FÉLIX VICQ D‘AZYR, who was born at Valognes in Normandy two hundred years ago on April 23, 1748, may properly be styled the greatest comparative anatomist of the eighteenth century before Cuvier. At the wish of his father, a doctor, he went to Paris at the age of seventeen to study medicine, remaining in the capital all his life. His social success and rapid rise to fame he is said to have owed to the French naturalist, Louis Jean Martin Daubenton, whose niece he married. He became permanent secretary to the newly founded Paris Academy of Medicine and succeeded Buffon in the French Academy. He was also consulting physician to the Queen. While his name is specifically immortalized in the ‘band of Vicq d‘Azyr' (also described by Gennari in 1782) and in the ‘bundle of Vicq d‘Azyr' (fasciculus mammillo-thalamicus), he made numerous exceedingly distinguished contributions to comparative and to human anatomy. Of particular importance is his comparative study of the limbs of man and animals, which stresses the correspondence between the flexor and extensor muscles of the legs and arms. In the troubled times in which his last years were spent he frequently risked death by attending patients on the proscribed list. He is believed to have caught a chill while watching the burning of the allegorical figure of atheism, and he died on June 20, 1794, at the early age of forty-six. Vicq d‘Azyr‘s writings were published after his death by Moreau de la Sarthe under the title "Oeuvres de Vicq d‘Azyr" (6 volumes), Paris, 1805.

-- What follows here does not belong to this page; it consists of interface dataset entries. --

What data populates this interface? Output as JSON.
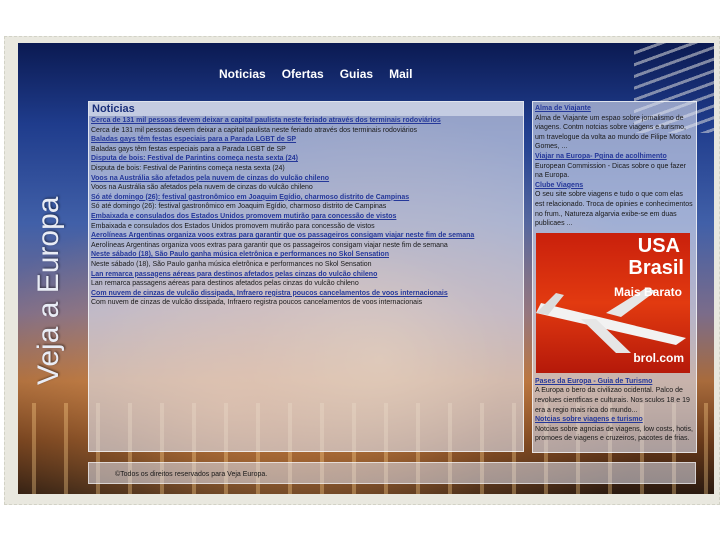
{
  "brand": {
    "vertical_title": "Veja a Europa"
  },
  "nav": {
    "items": [
      "Noticias",
      "Ofertas",
      "Guias",
      "Mail"
    ]
  },
  "news": {
    "heading": "Noticias",
    "items": [
      {
        "title": "Cerca de 131 mil pessoas devem deixar a capital paulista neste feriado através dos terminais rodoviários",
        "desc": "Cerca de 131 mil pessoas devem deixar a capital paulista neste feriado através dos terminais rodoviários"
      },
      {
        "title": "Baladas gays têm festas especiais para a Parada LGBT de SP",
        "desc": "Baladas gays têm festas especiais para a Parada LGBT de SP"
      },
      {
        "title": "Disputa de bois: Festival de Parintins começa nesta sexta (24)",
        "desc": "Disputa de bois: Festival de Parintins começa nesta sexta (24)"
      },
      {
        "title": "Voos na Austrália são afetados pela nuvem de cinzas do vulcão chileno",
        "desc": "Voos na Austrália são afetados pela nuvem de cinzas do vulcão chileno"
      },
      {
        "title": "Só até domingo (26): festival gastronômico em Joaquim Egídio, charmoso distrito de Campinas",
        "desc": "Só até domingo (26): festival gastronômico em Joaquim Egídio, charmoso distrito de Campinas"
      },
      {
        "title": "Embaixada e consulados dos Estados Unidos promovem mutirão para concessão de vistos",
        "desc": "Embaixada e consulados dos Estados Unidos promovem mutirão para concessão de vistos"
      },
      {
        "title": "Aerolíneas Argentinas organiza voos extras para garantir que os passageiros consigam viajar neste fim de semana",
        "desc": "Aerolíneas Argentinas organiza voos extras para garantir que os passageiros consigam viajar neste fim de semana"
      },
      {
        "title": "Neste sábado (18), São Paulo ganha música eletrônica e performances no Skol Sensation",
        "desc": "Neste sábado (18), São Paulo ganha música eletrônica e performances no Skol Sensation"
      },
      {
        "title": "Lan remarca passagens aéreas para destinos afetados pelas cinzas do vulcão chileno",
        "desc": "Lan remarca passagens aéreas para destinos afetados pelas cinzas do vulcão chileno"
      },
      {
        "title": "Com nuvem de cinzas de vulcão dissipada, Infraero registra poucos cancelamentos de voos internacionais",
        "desc": "Com nuvem de cinzas de vulcão dissipada, Infraero registra poucos cancelamentos de voos internacionais"
      }
    ]
  },
  "sidebar": {
    "top": [
      {
        "title": "Alma de Viajante",
        "desc": "Alma de Viajante um espao sobre jornalismo de viagens. Contm notcias sobre viagens e turismo, um travelogue da volta ao mundo de Filipe Morato Gomes, ..."
      },
      {
        "title": "Viajar na Europa- Pgina de acolhimento",
        "desc": "European Commission - Dicas sobre o que fazer na Europa."
      },
      {
        "title": "Clube Viagens",
        "desc": "O seu site sobre viagens e tudo o que com elas est relacionado. Troca de opinies e conhecimentos no frum., Natureza algarvia exibe-se em duas publicaes ..."
      }
    ],
    "ad": {
      "line1": "USA",
      "line2": "Brasil",
      "line3": "Mais Barato",
      "line4": "brol.com"
    },
    "bottom": [
      {
        "title": "Pases da Europa - Guia de Turismo",
        "desc": "A Europa o bero da civilizao ocidental. Palco de revolues cientficas e culturais. Nos sculos 18 e 19 era a regio mais rica do mundo..."
      },
      {
        "title": "Notcias sobre viagens e turismo",
        "desc": "Notcias sobre agncias de viagens, low costs, hotis, promoes de viagens e cruzeiros, pacotes de frias."
      }
    ]
  },
  "footer": {
    "text": "©Todos os direitos reservados para Veja Europa."
  },
  "colors": {
    "link": "#25389a",
    "nav_text": "#ffffff",
    "ad_red": "#d42a0e"
  }
}
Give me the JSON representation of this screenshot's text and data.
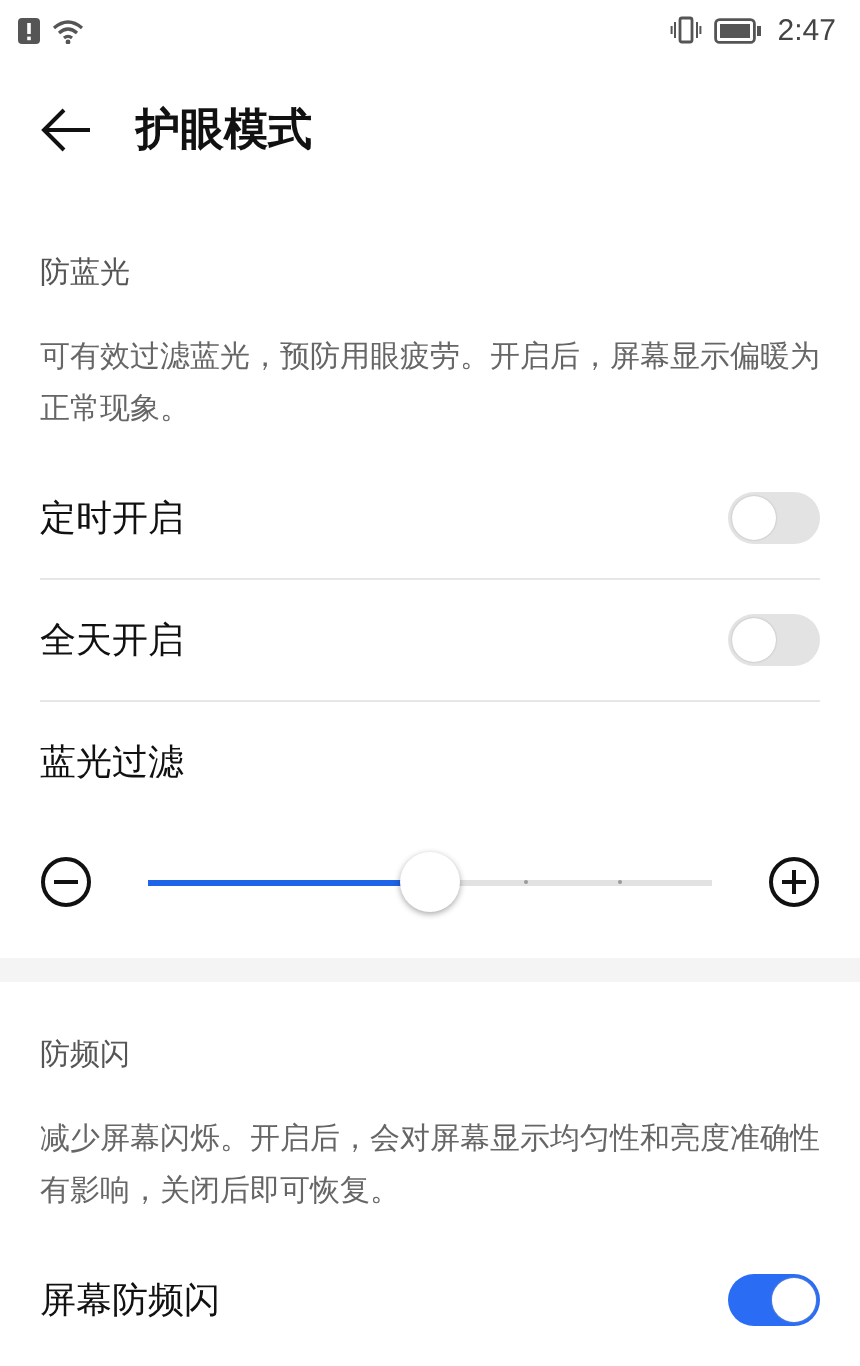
{
  "status_bar": {
    "time": "2:47"
  },
  "header": {
    "title": "护眼模式"
  },
  "sections": [
    {
      "title": "防蓝光",
      "description": "可有效过滤蓝光，预防用眼疲劳。开启后，屏幕显示偏暖为正常现象。",
      "items": [
        {
          "kind": "switch",
          "label": "定时开启",
          "on": false
        },
        {
          "kind": "switch",
          "label": "全天开启",
          "on": false
        },
        {
          "kind": "slider",
          "label": "蓝光过滤",
          "level": 0.5
        }
      ]
    },
    {
      "title": "防频闪",
      "description": "减少屏幕闪烁。开启后，会对屏幕显示均匀性和亮度准确性有影响，关闭后即可恢复。",
      "items": [
        {
          "kind": "switch",
          "label": "屏幕防频闪",
          "on": true
        }
      ]
    }
  ]
}
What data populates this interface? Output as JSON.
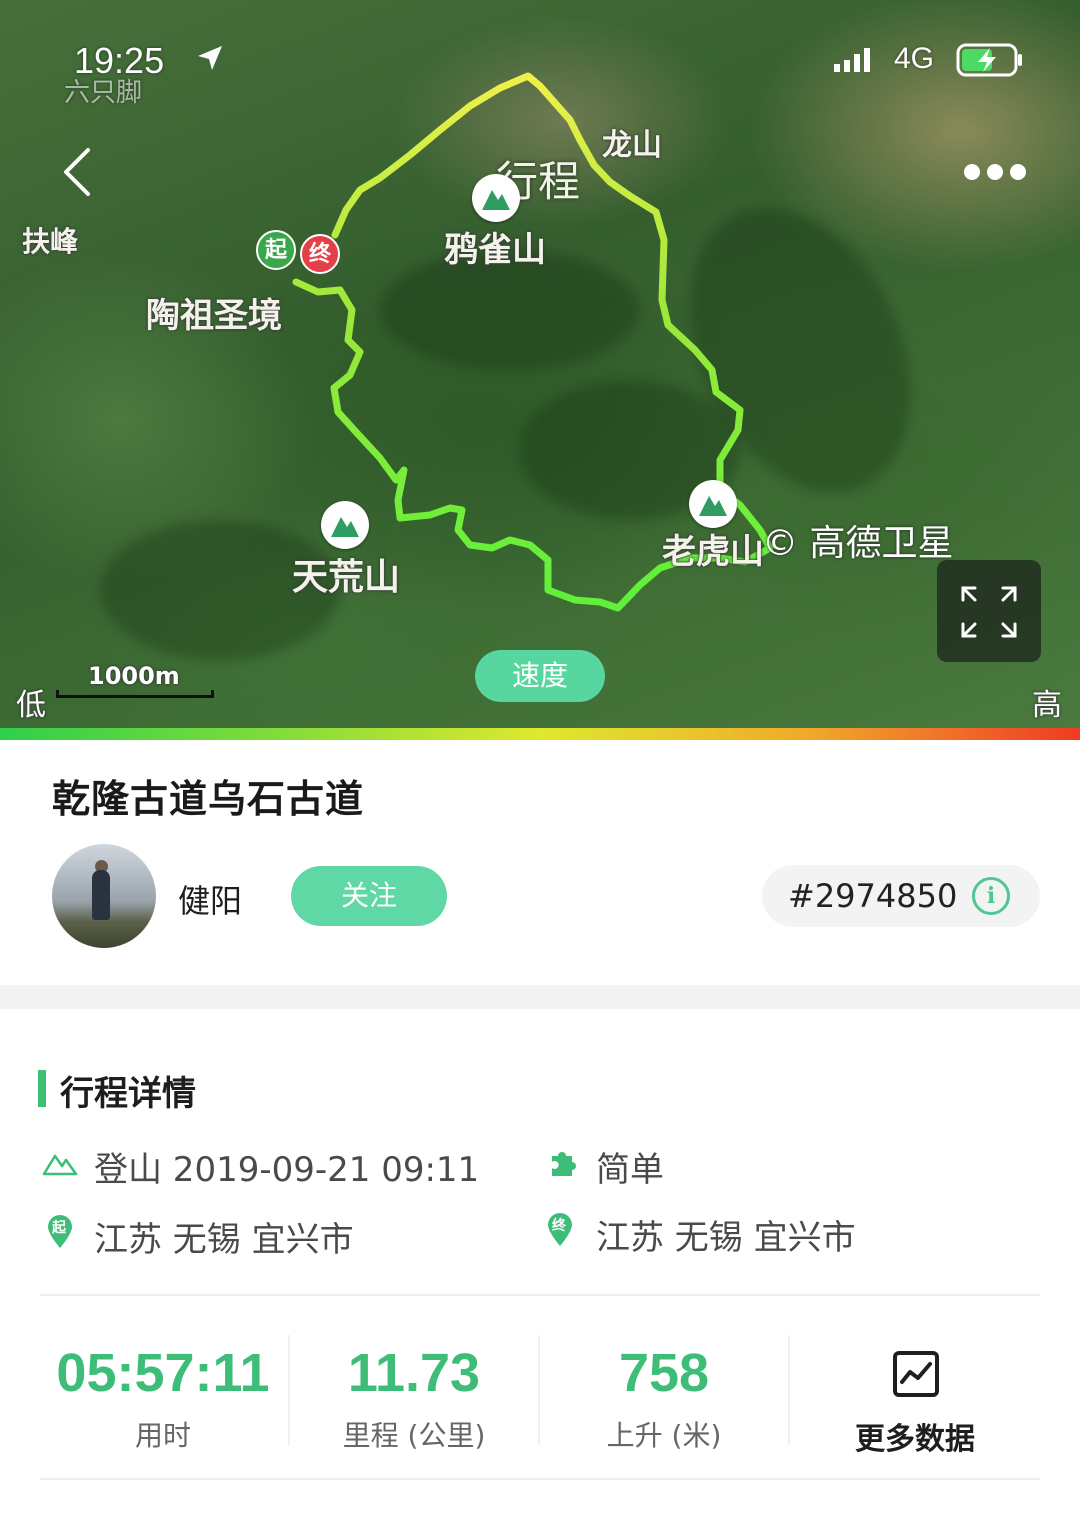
{
  "status_bar": {
    "time": "19:25",
    "network": "4G"
  },
  "watermark": "六只脚",
  "map": {
    "title": "行程",
    "speed_button": "速度",
    "scale": "1000m",
    "legend_low": "低",
    "legend_high": "高",
    "copyright": "© 高德卫星",
    "labels": {
      "fufeng": "扶峰",
      "longshan": "龙山",
      "yaque_shan": "鸦雀山",
      "taozu": "陶祖圣境",
      "tianhuang_shan": "天荒山",
      "laohu_shan": "老虎山"
    },
    "start_pin": "起",
    "end_pin": "终"
  },
  "trip": {
    "title": "乾隆古道乌石古道",
    "user": "健阳",
    "follow_label": "关注",
    "trip_id": "#2974850",
    "info_icon": "i"
  },
  "details": {
    "section_title": "行程详情",
    "activity": "登山 2019-09-21 09:11",
    "difficulty": "简单",
    "start_location": "江苏 无锡 宜兴市",
    "end_location": "江苏 无锡 宜兴市",
    "start_badge": "起",
    "end_badge": "终"
  },
  "stats": [
    {
      "value": "05:57:11",
      "label": "用时"
    },
    {
      "value": "11.73",
      "label": "里程 (公里)"
    },
    {
      "value": "758",
      "label": "上升 (米)"
    }
  ],
  "more_data_label": "更多数据",
  "colors": {
    "accent_green": "#3dbd78",
    "follow_button": "#5fd8a6",
    "start_pin": "#3aa84a",
    "end_pin": "#e5404a"
  },
  "icons": [
    "back-arrow-icon",
    "more-dots-icon",
    "location-arrow-icon",
    "signal-icon",
    "battery-icon",
    "expand-icon",
    "mountain-icon",
    "puzzle-icon",
    "location-pin-icon",
    "chart-icon",
    "info-icon"
  ]
}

About this article
Cite this article
Félix Vicq d‘Azyr (1748–94). Nature 161, 634 (1948). https://doi.org/10.1038/161634b0